<<<<
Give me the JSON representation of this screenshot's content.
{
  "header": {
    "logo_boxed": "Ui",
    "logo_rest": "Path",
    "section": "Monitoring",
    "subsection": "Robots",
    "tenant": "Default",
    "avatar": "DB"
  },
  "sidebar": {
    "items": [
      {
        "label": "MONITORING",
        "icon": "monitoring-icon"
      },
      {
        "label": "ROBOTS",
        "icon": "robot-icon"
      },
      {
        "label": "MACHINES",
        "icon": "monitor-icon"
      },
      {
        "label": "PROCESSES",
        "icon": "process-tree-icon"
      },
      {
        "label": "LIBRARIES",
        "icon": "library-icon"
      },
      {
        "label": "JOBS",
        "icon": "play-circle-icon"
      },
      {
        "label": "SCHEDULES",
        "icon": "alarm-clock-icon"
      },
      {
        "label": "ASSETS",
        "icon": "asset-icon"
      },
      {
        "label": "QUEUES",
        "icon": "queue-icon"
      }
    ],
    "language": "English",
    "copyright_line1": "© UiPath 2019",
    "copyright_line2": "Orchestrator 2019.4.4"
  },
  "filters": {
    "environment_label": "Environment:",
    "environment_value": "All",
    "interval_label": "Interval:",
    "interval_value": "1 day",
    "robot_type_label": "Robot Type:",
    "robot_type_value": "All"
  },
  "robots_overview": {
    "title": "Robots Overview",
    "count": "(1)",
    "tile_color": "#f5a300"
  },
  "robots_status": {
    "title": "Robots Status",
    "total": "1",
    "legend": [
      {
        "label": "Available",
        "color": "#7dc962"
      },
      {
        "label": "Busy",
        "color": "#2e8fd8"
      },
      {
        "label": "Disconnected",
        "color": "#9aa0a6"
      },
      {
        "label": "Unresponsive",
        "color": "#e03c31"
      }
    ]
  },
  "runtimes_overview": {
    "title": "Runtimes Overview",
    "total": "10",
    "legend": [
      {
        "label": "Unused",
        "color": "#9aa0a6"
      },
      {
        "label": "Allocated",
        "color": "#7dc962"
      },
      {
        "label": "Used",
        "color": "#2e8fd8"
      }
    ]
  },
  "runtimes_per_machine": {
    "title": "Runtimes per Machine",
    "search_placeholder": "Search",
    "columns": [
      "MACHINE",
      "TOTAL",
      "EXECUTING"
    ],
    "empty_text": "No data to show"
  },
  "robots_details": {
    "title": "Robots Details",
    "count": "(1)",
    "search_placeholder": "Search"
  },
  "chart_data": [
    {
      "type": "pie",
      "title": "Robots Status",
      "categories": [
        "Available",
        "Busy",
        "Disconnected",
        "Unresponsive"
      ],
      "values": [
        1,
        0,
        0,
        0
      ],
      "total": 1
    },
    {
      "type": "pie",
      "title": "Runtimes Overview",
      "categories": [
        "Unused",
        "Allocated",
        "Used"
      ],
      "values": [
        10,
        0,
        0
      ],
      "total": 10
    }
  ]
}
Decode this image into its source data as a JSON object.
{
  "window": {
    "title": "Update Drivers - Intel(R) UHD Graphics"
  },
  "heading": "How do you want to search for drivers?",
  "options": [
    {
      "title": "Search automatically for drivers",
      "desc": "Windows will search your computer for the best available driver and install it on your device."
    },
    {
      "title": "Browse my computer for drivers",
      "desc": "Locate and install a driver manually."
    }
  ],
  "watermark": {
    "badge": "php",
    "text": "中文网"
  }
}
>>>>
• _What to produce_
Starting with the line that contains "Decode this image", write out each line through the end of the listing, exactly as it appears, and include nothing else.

• _Solution_
Decode this image into its source data as a JSON object.
{
  "window": {
    "title": "Update Drivers - Intel(R) UHD Graphics"
  },
  "heading": "How do you want to search for drivers?",
  "options": [
    {
      "title": "Search automatically for drivers",
      "desc": "Windows will search your computer for the best available driver and install it on your device."
    },
    {
      "title": "Browse my computer for drivers",
      "desc": "Locate and install a driver manually."
    }
  ],
  "watermark": {
    "badge": "php",
    "text": "中文网"
  }
}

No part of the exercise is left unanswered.